• Logo
  • SBMUJournals

Semantic Encoding in Mild Cognitive Impairment: A Preliminary ERP Study

Michael Kuo




Background: This study examines semantic encoding in mild cognitive impairment (MCI) using the event-related potential (ERP) technique. Subsequent memory effect (SME) is used as an index of successful memory encoding. Typically, SMEs are positive at P550 and late positive component (LPC) time windows.

Methods: Ten MCI participants were recruited to complete the ERP experiment. A study and recognition paradigm was employed. Participants determined whether the item referred to by the Chinese character was able to produce sound at study phase and whether the Chinese character was studied at recognition phase while having their electroencephalograms recorded.

Results: Behaviourally, correct percentage at study was 81% and reaction time was 998.5±325.5. Correct percentage at recognition was 61% (d prime=0.87±0.7). Significant SMEs were not identified in P550 and LPC windows.

Conclusion: The behavioural and ERP results showed extensive cerebral deficits in MCI when performing semantic encoding. These deficits may be associated with assessing semantic memory and binding new information with long-term memory store.


Event-related potentials; subsequent memory effect; mild cognitive impairment


Petersen RC. Mild cognitive impairment: Aging to Alzheimer's disease. Oxford: Oxford University Press; 2003.

Clément F, Belleville S, Mellah S. Functional neuroanatomy of the encoding and retrieval processes of verbal episodic memory in MCI. Cortex. 2010;46:1005-15.

Hudon C, Villeneuve S, Belleville S. The effect of semantic orientation at encoding on free-recall performance in amnestic mild cognitive impairment and probable Alzheimer's disease. J Clin Exp Neuropsychol. 2011;33:631-8.

Kuo MCC. Intentional Encoding in Elderly Adults: An Event-Related Potential Study. Archives of Neuroscience. [Research Article]. 2016:e39145.

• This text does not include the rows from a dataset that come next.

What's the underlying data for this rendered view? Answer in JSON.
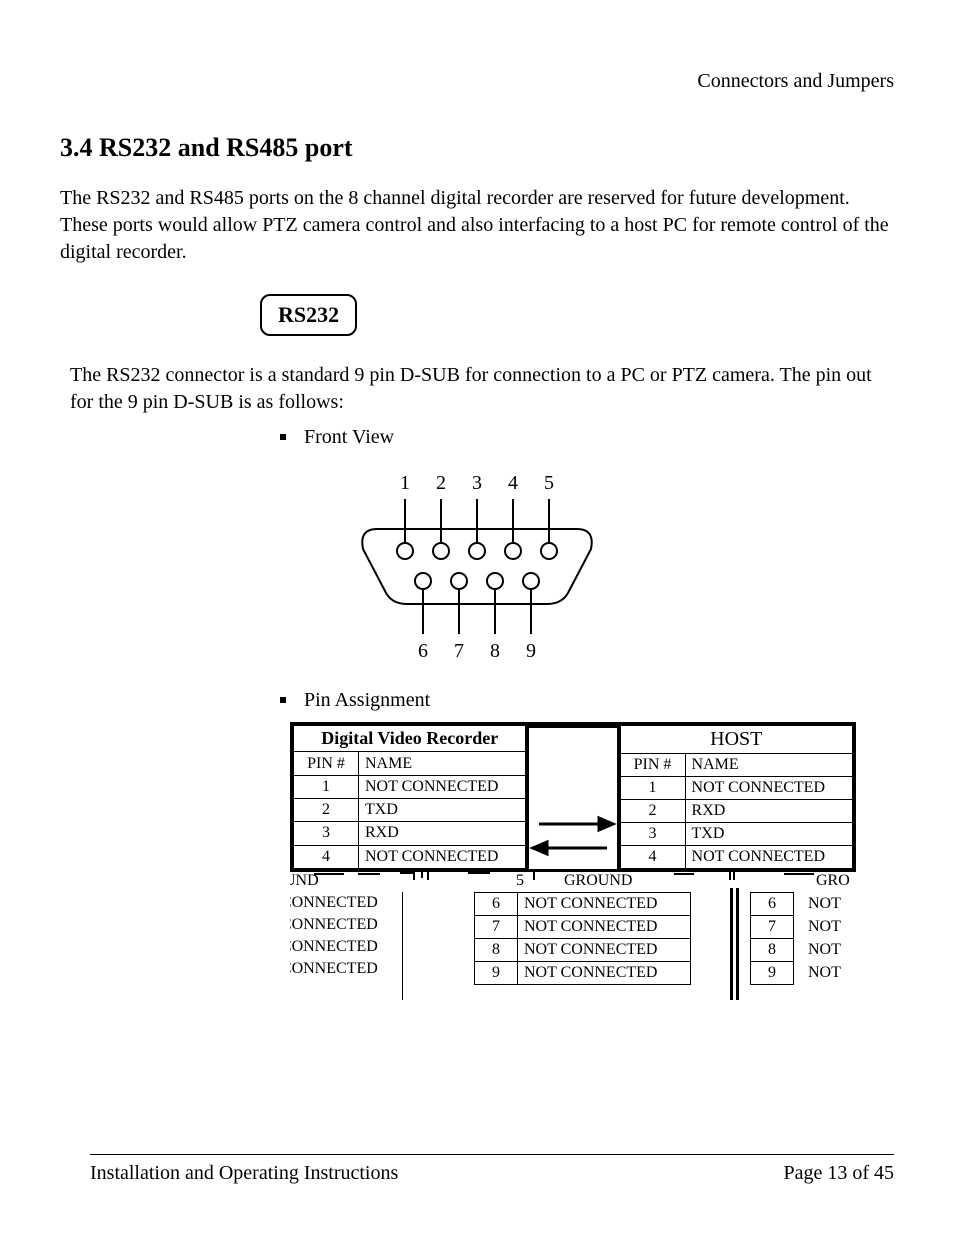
{
  "header_right": "Connectors and Jumpers",
  "title": "3.4 RS232 and RS485 port",
  "intro": "The RS232 and RS485 ports on the 8 channel digital recorder are reserved for future development. These ports would allow PTZ camera control and also interfacing to a host PC for remote control of the digital recorder.",
  "rs232_label": "RS232",
  "rs232_desc": "The RS232 connector is a standard 9 pin D-SUB for connection to a PC or PTZ camera. The pin out for the 9 pin D-SUB is as follows:",
  "bullet_front": "Front View",
  "bullet_pin": "Pin Assignment",
  "connector_pins_top": [
    "1",
    "2",
    "3",
    "4",
    "5"
  ],
  "connector_pins_bottom": [
    "6",
    "7",
    "8",
    "9"
  ],
  "dvr_title": "Digital Video Recorder",
  "host_title": "HOST",
  "col_pin": "PIN #",
  "col_name": "NAME",
  "dvr_rows": [
    {
      "pin": "1",
      "name": "NOT CONNECTED"
    },
    {
      "pin": "2",
      "name": "TXD"
    },
    {
      "pin": "3",
      "name": "RXD"
    },
    {
      "pin": "4",
      "name": "NOT CONNECTED"
    }
  ],
  "host_rows": [
    {
      "pin": "1",
      "name": "NOT CONNECTED"
    },
    {
      "pin": "2",
      "name": "RXD"
    },
    {
      "pin": "3",
      "name": "TXD"
    },
    {
      "pin": "4",
      "name": "NOT CONNECTED"
    }
  ],
  "mess": {
    "und_row": "UND",
    "ground_frag1": "5",
    "ground_frag2": "GROUND",
    "gro_frag": "GRO",
    "left_col": [
      "CONNECTED",
      "CONNECTED",
      "CONNECTED",
      "CONNECTED"
    ],
    "mid_nums": [
      "6",
      "7",
      "8",
      "9"
    ],
    "mid_names": [
      "NOT CONNECTED",
      "NOT CONNECTED",
      "NOT CONNECTED",
      "NOT CONNECTED"
    ],
    "right_nums": [
      "6",
      "7",
      "8",
      "9"
    ],
    "right_names": [
      "NOT",
      "NOT",
      "NOT",
      "NOT"
    ]
  },
  "footer_left": "Installation and Operating Instructions",
  "footer_right": "Page 13 of 45"
}
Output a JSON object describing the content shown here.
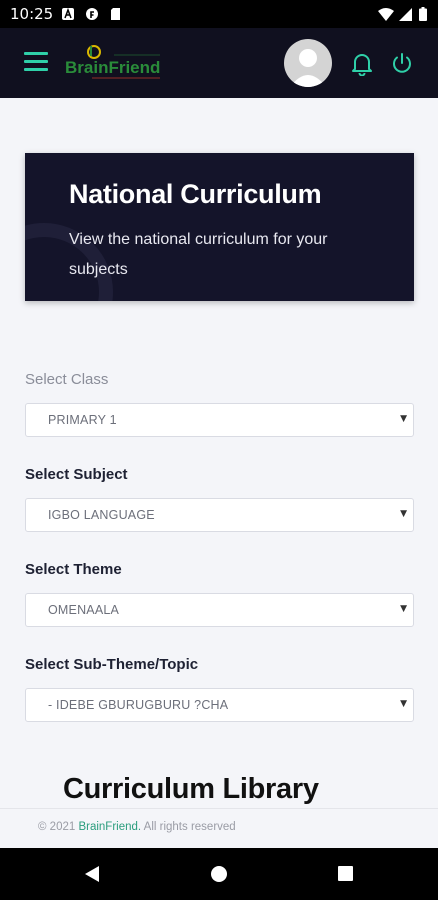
{
  "status_bar": {
    "time": "10:25"
  },
  "app_bar": {
    "logo_text": "BrainFriend",
    "menu_icon": "hamburger-icon",
    "bell_icon": "bell-icon",
    "power_icon": "power-icon",
    "avatar_icon": "avatar"
  },
  "hero": {
    "title": "National Curriculum",
    "subtitle": "View the national curriculum for your subjects"
  },
  "form": {
    "class_label": "Select Class",
    "class_value": "PRIMARY 1",
    "subject_label": "Select Subject",
    "subject_value": "IGBO LANGUAGE",
    "theme_label": "Select Theme",
    "theme_value": "OMENAALA",
    "topic_label": "Select Sub-Theme/Topic",
    "topic_value": "- IDEBE GBURUGBURU ?CHA",
    "caret": "▼"
  },
  "library": {
    "title": "Curriculum Library"
  },
  "footer": {
    "prefix": "© 2021 ",
    "brand": "BrainFriend.",
    "suffix": " All rights reserved"
  },
  "colors": {
    "accent": "#2fd0a8",
    "appbar": "#10101f",
    "hero": "#14142a"
  }
}
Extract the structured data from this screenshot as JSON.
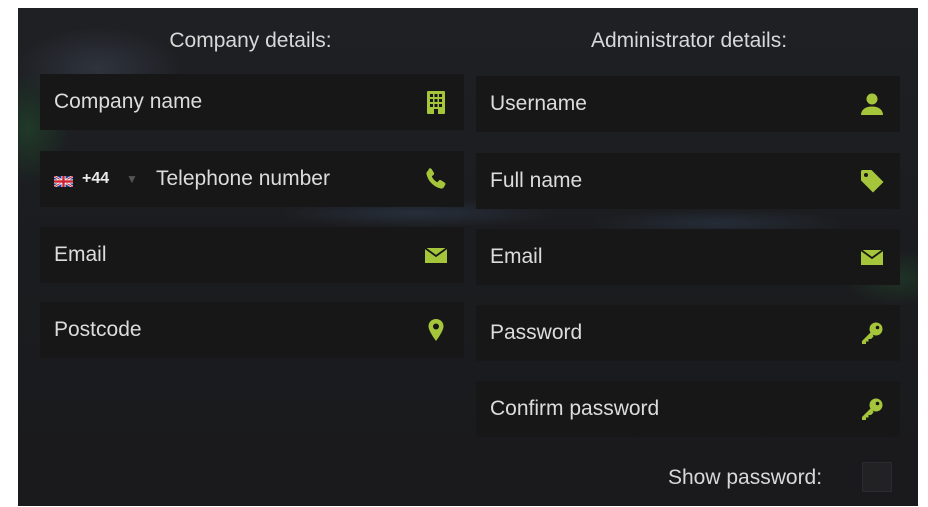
{
  "company": {
    "heading": "Company details:",
    "name_placeholder": "Company name",
    "phone": {
      "flag": "uk-flag-icon",
      "prefix": "+44",
      "placeholder": "Telephone number"
    },
    "email_placeholder": "Email",
    "postcode_placeholder": "Postcode"
  },
  "administrator": {
    "heading": "Administrator details:",
    "username_placeholder": "Username",
    "fullname_placeholder": "Full name",
    "email_placeholder": "Email",
    "password_placeholder": "Password",
    "confirm_password_placeholder": "Confirm password",
    "show_password_label": "Show password:"
  },
  "icons": {
    "company_name": "building-icon",
    "telephone": "phone-icon",
    "email": "envelope-icon",
    "postcode": "map-marker-icon",
    "username": "user-icon",
    "fullname": "tag-icon",
    "password": "key-icon"
  },
  "colors": {
    "accent": "#a5c63b",
    "field_bg": "#171717",
    "text": "#dcdcdc"
  }
}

Cansino S, Trejo-Morales P, Hernández-Ramos E. Age-related changes in neural activity during source memory encoding in young, middle-aged and elderly adults. Neuropsychologia. 2010;48:2537-49.

Wagner AD, Koutstaal W, Schacter DL. When encoding yields remembering: Insights from event-related neuroimaging. Philos Trans R Soc Lond B Biol Sci. 1999;354:1307-24.

Gauthier S, Reisberg B, Zaudig M, Petersen R, Ritchie K, Broich K, et al. Mild cognitive impairment. Lancet. 2006;367:1262-70.

Pascual-Marqui RD. Standardized low-resolution brain electromagnetic tomography (sLORETA): technical details. Methods Find Exp Clin Pharmacol. 2002;24:5-12 Suppl D.

van Deursen JA, Vuurman EF, Smits LL, Verhey FR, Riedel WJ. Response speed, contingent negative variation and P300 in Alzheimer's disease and MCI. Brain Cogn. 2009;69:592-9.

Salthouse TA. Initiating the formalization of theories of cognitive aging. Psychol Aging. 1988;3:3-16.

Mangels JA, Picton TW, Craik FIM. Attention and successful episodic encoding: An event-related potential study. Cognitive Brain Research. 2001;11:77-95.

Weyerts H, Tendolkar I, Smid HG, Heinze HJ. ERPs to encoding and recognition in two different inter-item association tasks. Neuroreport. 1997;8:1583-8.

Visser M, Jefferies E, Lambon Ralph MA. Semantic processing in the anterior temporal lobes: a meta-analysis of the functional neuroimaging literature. J Cogn Neurosci. 2010;22:1083-94.

Belleville S, Gilbert B, Fontaine F, Gagnon L, Ménard E, Gauthier S. Improvement of episodic memory in persons with mild cognitive impairment and healthy older adults: Evidence from a cognitive intervention program. Dement Geriatr Cogn Disord. 2006;22:486-99.

Rapp S, Brenes G, Marsh AP. Memory enhancement training for older adults with mild cogntive impairment: a preliminary study. Aging Ment Health. 2002;6:5-11.

Troyer A, Murphy K, Anderson N, Moscovitch M, Craik FI. Changing everyday memory behaviour in amnestic mild cognitive impairment: A randomised controlled trial. Neuropsychol Rehabil. 2008;18:65-88.

Wenisch E, Cantegreil-Kallen I, De Rotrou J, Garrigue P, Moulin F, Batouche F, et al. Cognitive stimulation intervention for elders with mild cognitive impairment compared with normal aged subjects: preliminary results. Aging Clin Exp Res. 2007;19:316-22.

DOI: https://doi.org/10.22037/icnj.v4i2.16639


  • There are currently no refbacks.